    • 4 car trains will be the standard length by 2021, when Northgate Link opens and ST receives the last of their recent order of 122 new train cars. All stations have platforms around 400 feet, which will accommodate up to four 90ft trains.

  6. Let’s talk about the real hero here, the person responsible for those Photoshops of the station. That’s some quality work there.

    Also, as to the original comment, you send rail to Redmond and Issaquah because that’s where all of your cars are coming and going to Seattle. That seems kind of obvious. Not everyone who works in the city lives in the city, and vice versa. I’d kill for light rail down the new 520, since it’d dump me off at my office near Microsoft in like 10 minutes instead of the hour I commute on the bus every day. Considering the number of people riding those busses every day, I’m pretty sure I’m not the only person who’d appreciate a faster alternative.

  7. Can someone answer the following? So going south from Capitol Hill, at Int’l District station it looks like the the train can either go to the East or continue south to Stadium/SODO, etc. So does that mean the trains will be marked as Eastbound or Southbound? I’m thinking so. But then would this affect the frequency of the original southbound trains? Or is it just about adding the Eastbound additionally?

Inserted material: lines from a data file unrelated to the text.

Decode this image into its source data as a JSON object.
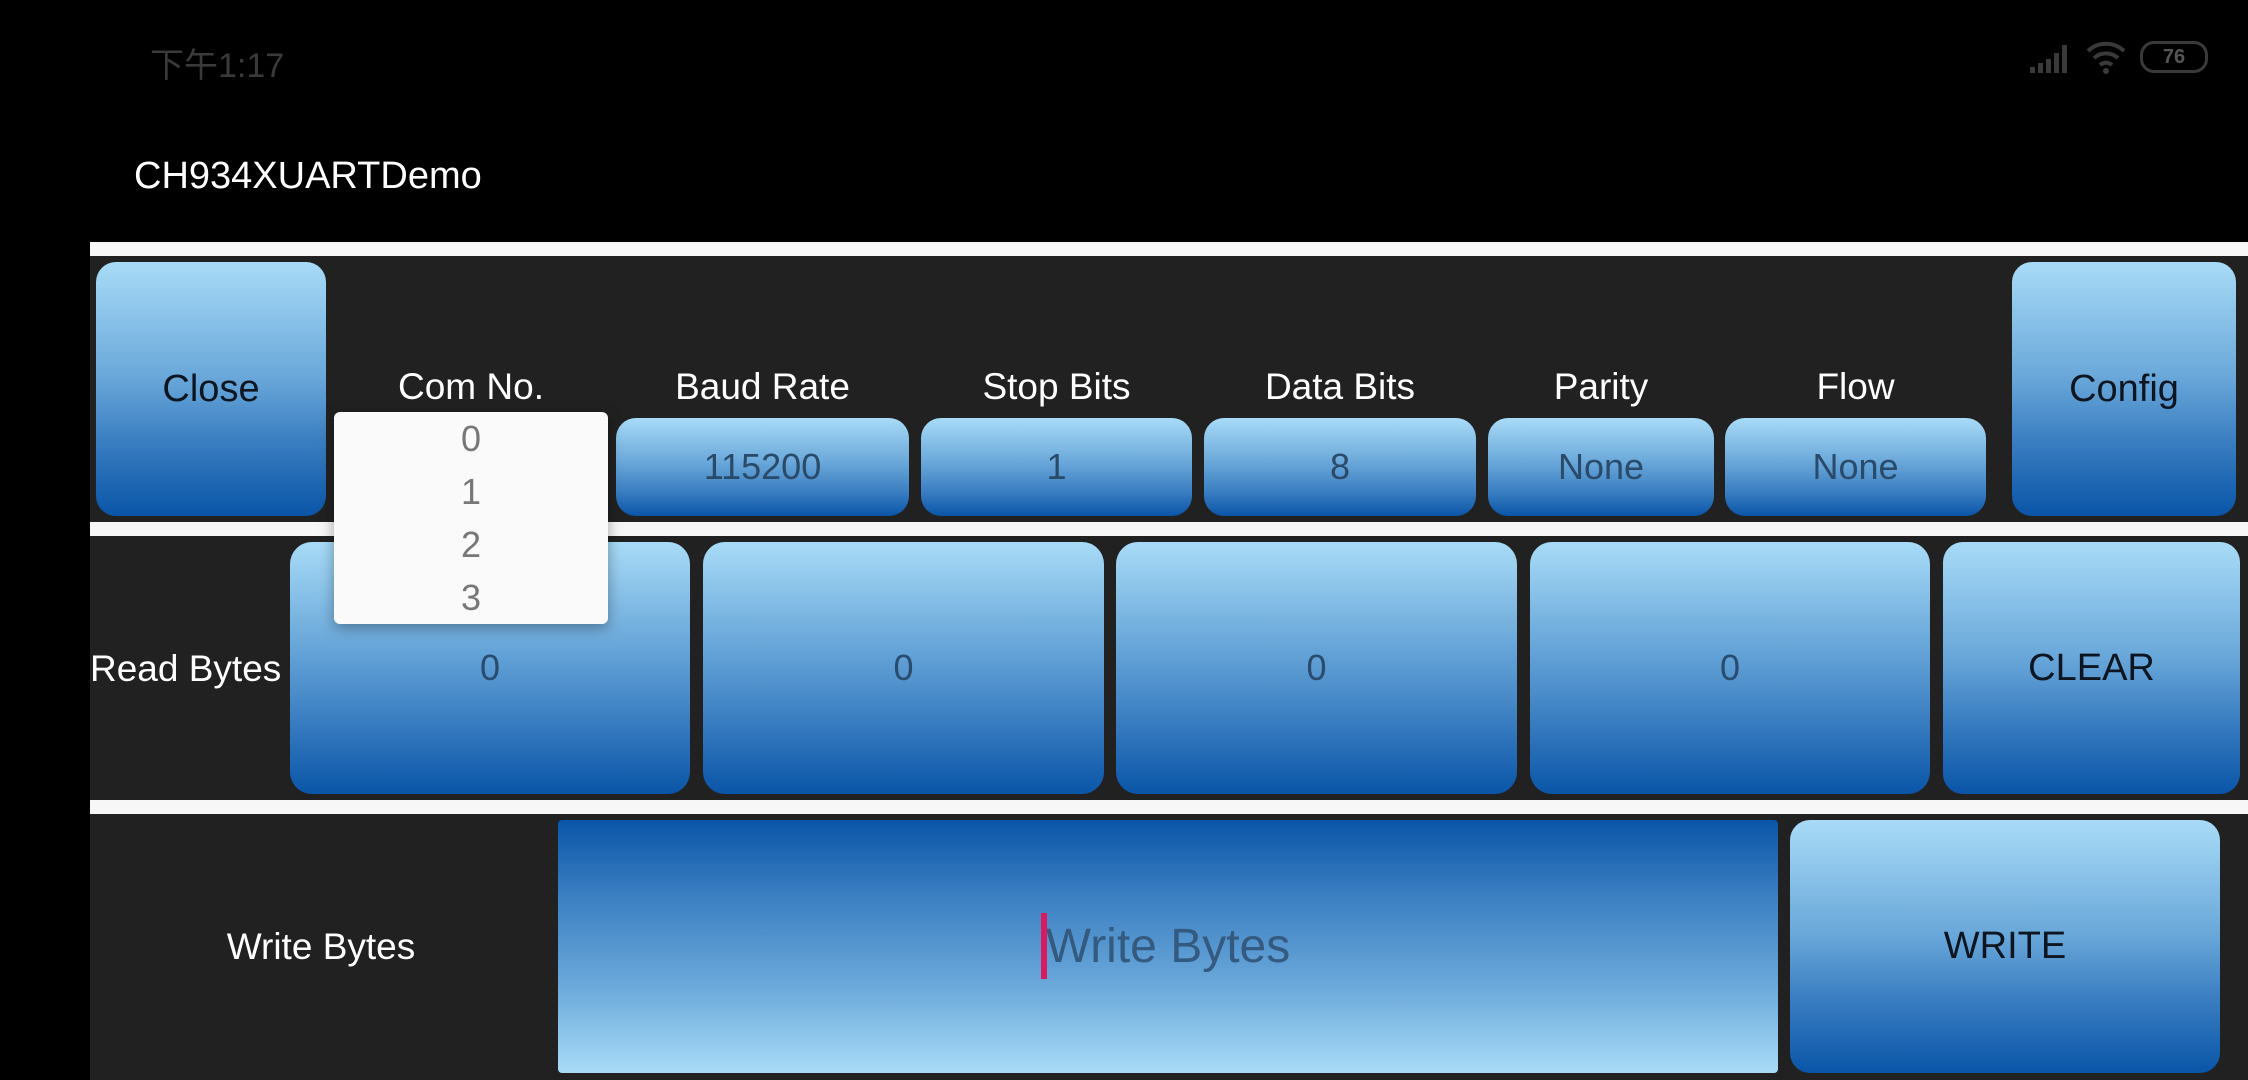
{
  "status_bar": {
    "time": "下午1:17",
    "battery": "76",
    "icons": [
      "signal-icon",
      "wifi-icon",
      "battery-icon"
    ]
  },
  "app": {
    "title": "CH934XUARTDemo"
  },
  "config_row": {
    "close_label": "Close",
    "config_label": "Config",
    "fields": [
      {
        "label": "Com No.",
        "value": "0"
      },
      {
        "label": "Baud Rate",
        "value": "115200"
      },
      {
        "label": "Stop Bits",
        "value": "1"
      },
      {
        "label": "Data Bits",
        "value": "8"
      },
      {
        "label": "Parity",
        "value": "None"
      },
      {
        "label": "Flow",
        "value": "None"
      }
    ],
    "com_dropdown_options": [
      "0",
      "1",
      "2",
      "3"
    ]
  },
  "read_row": {
    "label": "Read Bytes",
    "counters": [
      "0",
      "0",
      "0",
      "0"
    ],
    "clear_label": "CLEAR"
  },
  "write_row": {
    "label": "Write Bytes",
    "input_value": "",
    "input_placeholder": "Write Bytes",
    "write_label": "WRITE"
  },
  "colors": {
    "background": "#000000",
    "panel": "#212121",
    "separator": "#f7f7f7",
    "button_top": "#a8dbf7",
    "button_bottom": "#0a55a8",
    "cursor": "#d81b60"
  }
}
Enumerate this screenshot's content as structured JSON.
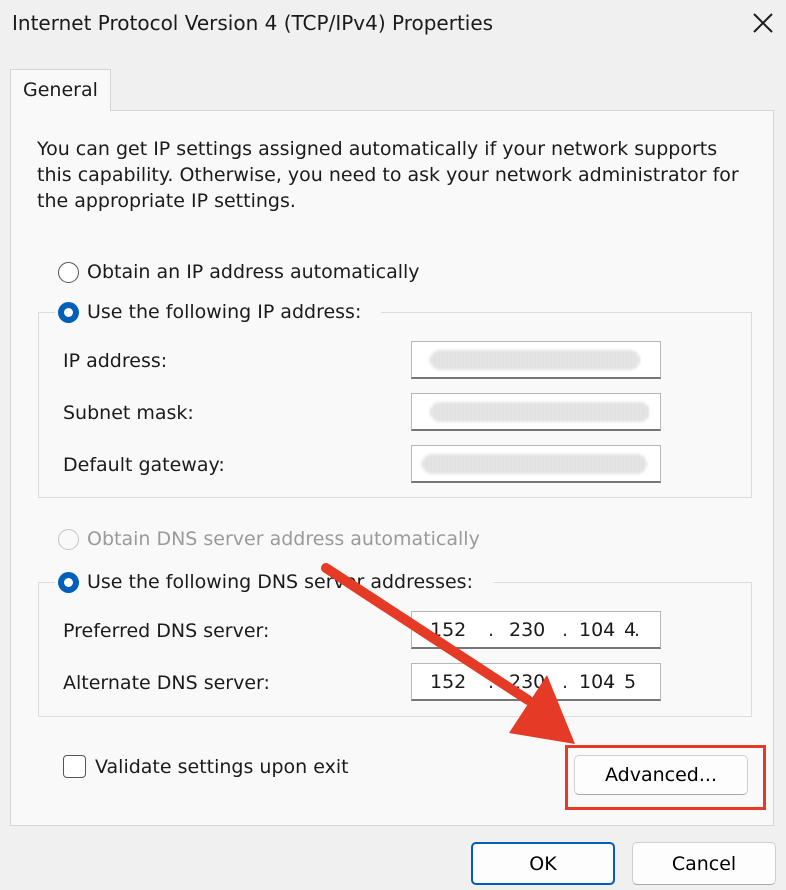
{
  "window": {
    "title": "Internet Protocol Version 4 (TCP/IPv4) Properties",
    "close_icon": "close-icon"
  },
  "tabs": [
    {
      "label": "General"
    }
  ],
  "description": "You can get IP settings assigned automatically if your network supports this capability. Otherwise, you need to ask your network administrator for the appropriate IP settings.",
  "ip_section": {
    "auto_option": {
      "label": "Obtain an IP address automatically",
      "selected": false
    },
    "manual_option": {
      "label": "Use the following IP address:",
      "selected": true
    },
    "fields": [
      {
        "label": "IP address:"
      },
      {
        "label": "Subnet mask:"
      },
      {
        "label": "Default gateway:"
      }
    ]
  },
  "dns_section": {
    "auto_option": {
      "label": "Obtain DNS server address automatically",
      "selected": false,
      "disabled": true
    },
    "manual_option": {
      "label": "Use the following DNS server addresses:",
      "selected": true
    },
    "preferred": {
      "label": "Preferred DNS server:",
      "octets": [
        "152",
        "230",
        "104",
        "4"
      ]
    },
    "alternate": {
      "label": "Alternate DNS server:",
      "octets": [
        "152",
        "230",
        "104",
        "5"
      ]
    }
  },
  "validate": {
    "label": "Validate settings upon exit",
    "checked": false
  },
  "buttons": {
    "advanced": "Advanced...",
    "ok": "OK",
    "cancel": "Cancel"
  },
  "colors": {
    "accent": "#005fb8",
    "annotation": "#e53a25"
  }
}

    Not seeing how they could add more trains unless busses fully out. But I can’t see how they would want to have the adding of east trains negatively impact the original.

    • Once East Link opens in 2023, there will be two Link lines – the red line and the blue line. The red line will run from Kent/Des Moines to Northgate, and the blue line will run from Northgate to Overlake TC. Both lines will run every 6 minutes at peak hours. Therefore, trains will have 3 minute combined headways from the Int’l district station and north.